Multisite churches are a global phenomenon—with massive, often untapped potential for global missions. In Multisite Missions Leadership, former missionary and veteran missions pastor, Nathan Sloan, acknowledges the unique complexity of multisite churches, but also expresses the tremendous opportunities for leveraging them beyond their local impact. Along the way he invites readers into the journey of his own church (Sojourn Church in Louisville, KY) from “pillar” (one church with a single service) to “collective” (a collection of churches collaborating as one church). Thus the ebook provides very personal and practical guidance for leading missions well in a multisite setting. It also includes a detailed list of books for missions leader development. For current and potential missions leaders in multisite contexts, this resource is one of a kind.

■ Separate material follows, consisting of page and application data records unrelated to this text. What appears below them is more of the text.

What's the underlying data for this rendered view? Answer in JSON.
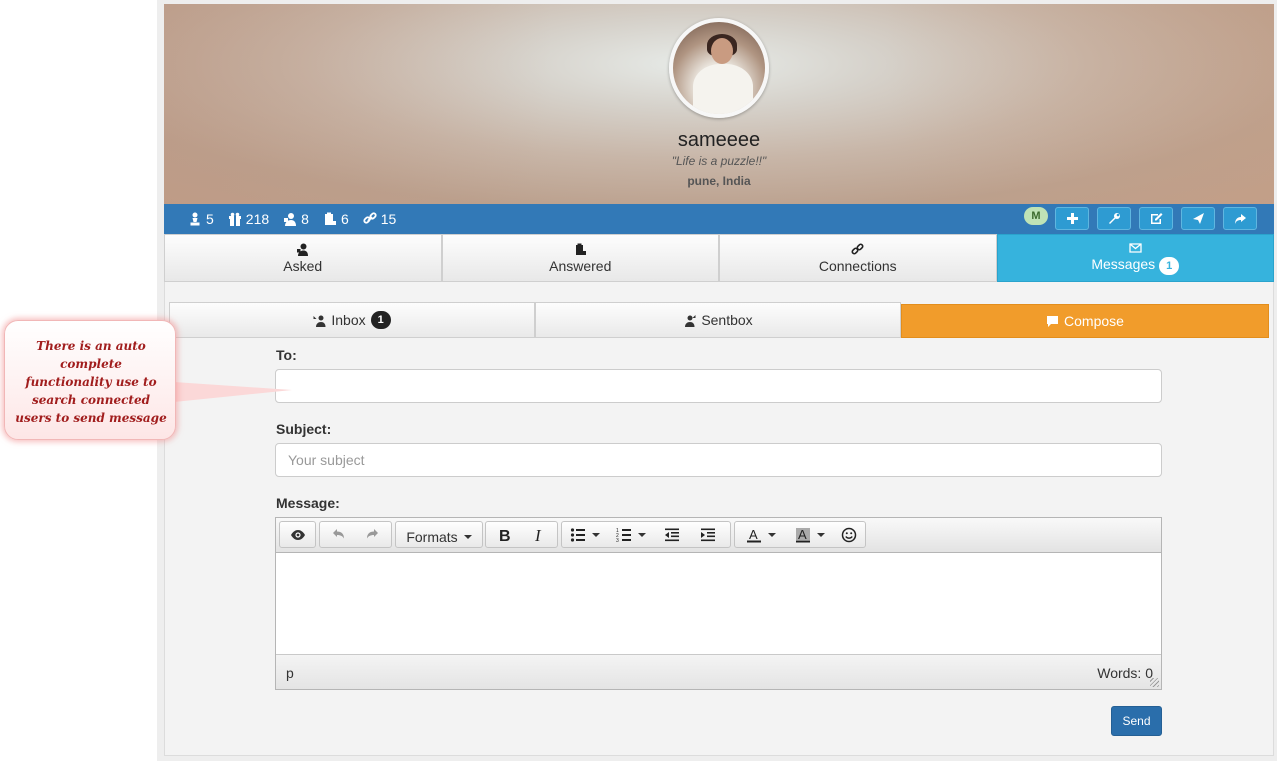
{
  "profile": {
    "username": "sameeee",
    "quote": "\"Life is a puzzle!!\"",
    "location": "pune, India"
  },
  "stats": [
    {
      "icon": "chess-pawn-icon",
      "value": "5"
    },
    {
      "icon": "gift-icon",
      "value": "218"
    },
    {
      "icon": "user-question-icon",
      "value": "8"
    },
    {
      "icon": "clipboard-icon",
      "value": "6"
    },
    {
      "icon": "link-icon",
      "value": "15"
    }
  ],
  "actions": {
    "badge": "M",
    "buttons": [
      "plus-icon",
      "wrench-icon",
      "edit-icon",
      "send-icon",
      "share-icon"
    ]
  },
  "tabs": [
    {
      "label": "Asked",
      "icon": "asked-icon"
    },
    {
      "label": "Answered",
      "icon": "answered-icon"
    },
    {
      "label": "Connections",
      "icon": "link-icon"
    },
    {
      "label": "Messages",
      "icon": "envelope-icon",
      "count": "1",
      "active": true
    }
  ],
  "subtabs": {
    "inbox": {
      "label": "Inbox",
      "count": "1"
    },
    "sentbox": {
      "label": "Sentbox"
    },
    "compose": {
      "label": "Compose",
      "active": true
    }
  },
  "form": {
    "to_label": "To:",
    "to_value": "",
    "subject_label": "Subject:",
    "subject_placeholder": "Your subject",
    "message_label": "Message:",
    "formats_label": "Formats",
    "status_path": "p",
    "word_count": "Words: 0",
    "send_label": "Send"
  },
  "callout": {
    "text": "There is an auto complete functionality use to search connected users to send message"
  },
  "colors": {
    "statbar": "#3279b7",
    "active_tab": "#36b3dd",
    "compose": "#f19c2b",
    "send": "#2a6eab",
    "callout_text": "#a11d1d"
  }
}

The following is an excerpt from Nathan Sloan’s forthcoming book Multisite Missions Leadership, coming January 2020.
Global missions leadership in the local church is a niche staffing role. It seems to be growing at a steady pace, but it will always be a small group of ministry personnel. Because of this, little has been written or developed to help missions pastors and lay leaders grow in their specified field.
Most of the training and development that happens among missions leaders is a weaving together of pastoral theology, field missiology, and leadership trends. If little is available to vocational missions leaders, seemingly nothing has been written for missions leaders in multisite churches.

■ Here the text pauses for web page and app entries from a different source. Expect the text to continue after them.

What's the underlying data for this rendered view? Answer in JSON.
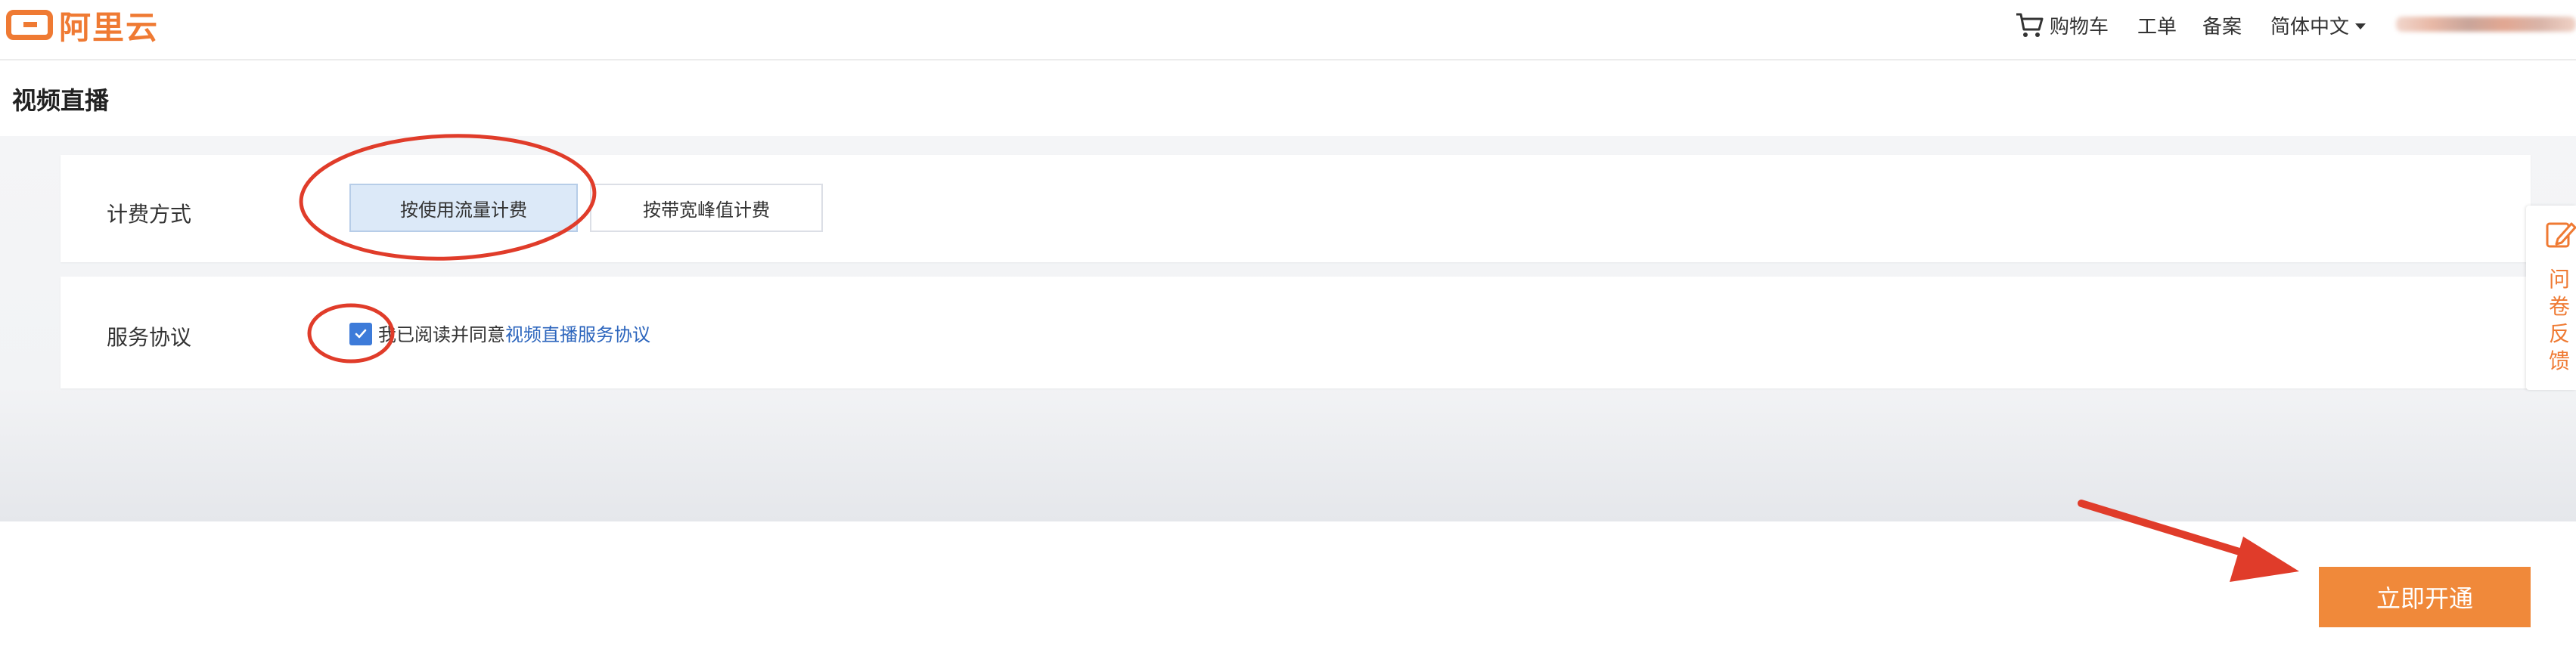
{
  "header": {
    "logo_text": "阿里云",
    "nav": {
      "cart": "购物车",
      "ticket": "工单",
      "beian": "备案",
      "language": "简体中文"
    }
  },
  "page": {
    "title": "视频直播"
  },
  "billing": {
    "label": "计费方式",
    "options": [
      {
        "label": "按使用流量计费",
        "selected": true
      },
      {
        "label": "按带宽峰值计费",
        "selected": false
      }
    ]
  },
  "terms": {
    "label": "服务协议",
    "checked": true,
    "agree_text": "我已阅读并同意",
    "link_text": "视频直播服务协议"
  },
  "feedback": {
    "text": "问卷反馈"
  },
  "submit": {
    "label": "立即开通"
  },
  "colors": {
    "brand": "#ef7a33",
    "primary_button": "#f0893a",
    "link": "#2c65bd",
    "checkbox": "#3d7bd9",
    "annotation": "#e03c2a"
  },
  "icons": {
    "cart": "shopping-cart-icon",
    "caret": "chevron-down-icon",
    "check": "checkmark-icon",
    "feedback": "edit-pencil-icon"
  }
}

It may seem like an extremely narrow group of people for whom to develop resources, but often multisite churches have the personnel, resources, and influence to make significant impact in gospel advancement from the North American church context.
“Often multisite churches have the personnel, resources, and influence to make significant impact in gospel advancement from the North American church context.”
These multisite missions pastors and leaders receive help not primarily from books or other written resources, but from ongoing relationships with other multisite and large church missions leaders, as well as those in the larger global missions community. The resources they value most are insights they exchange with one another. These conversations might take place at conferences, overseas trips together, monthly meetings, or through scheduled phone calls.
Priority in this relational learning model is placed on learning from the failures, successes, and best practices of those in the trenches of local church missions ministry. Missiologist Eric Wright hits on this idea of collaboration when he says, “The world hasn’t been evangelized yet because Christians are attempting to do it independently, rather than together.”
Growing in leadership and practice through ongoing relationships is a beautiful outworking of this idea of collaboration for greater kingdom impact. Though more formal materials need to be developed, this model of relational learning is in many ways better than traditional forms of ministry development.
There are creative ways you can grow as a multisite missions leader when more traditional forms of ministry development are limited. Are there other missions leaders in your area from whom you can learn? Consider gathering regularly as a small group to share ideas and experiences.
Are there other churches around North America or beyond that face many of the same challenges as you and your church? Consider establishing relationships to better encourage one another and share best practices.
Are there other churches that are doing global missions well? Consider reaching out to ask if you could spend a day with them to learn and share ideas. Do whatever it takes to continually be a learner in the area of missions leadership.
Nathan Sloan is the Pastor of Sending at Sojourn Church Midtown in Louisville, Kentucky. His role includes leading local mercy, church planting, and international missions. Nathan has a Doctor of Missiology from the Southern Baptist Theological Seminary. Before being a pastor, Nathan and his wife Sarah served as missionaries in Kathmandu, Nepal, training national pastors and working with an unreached people group. At Upstream he currently serves as a consultant, contributor, and Chairman of the Board.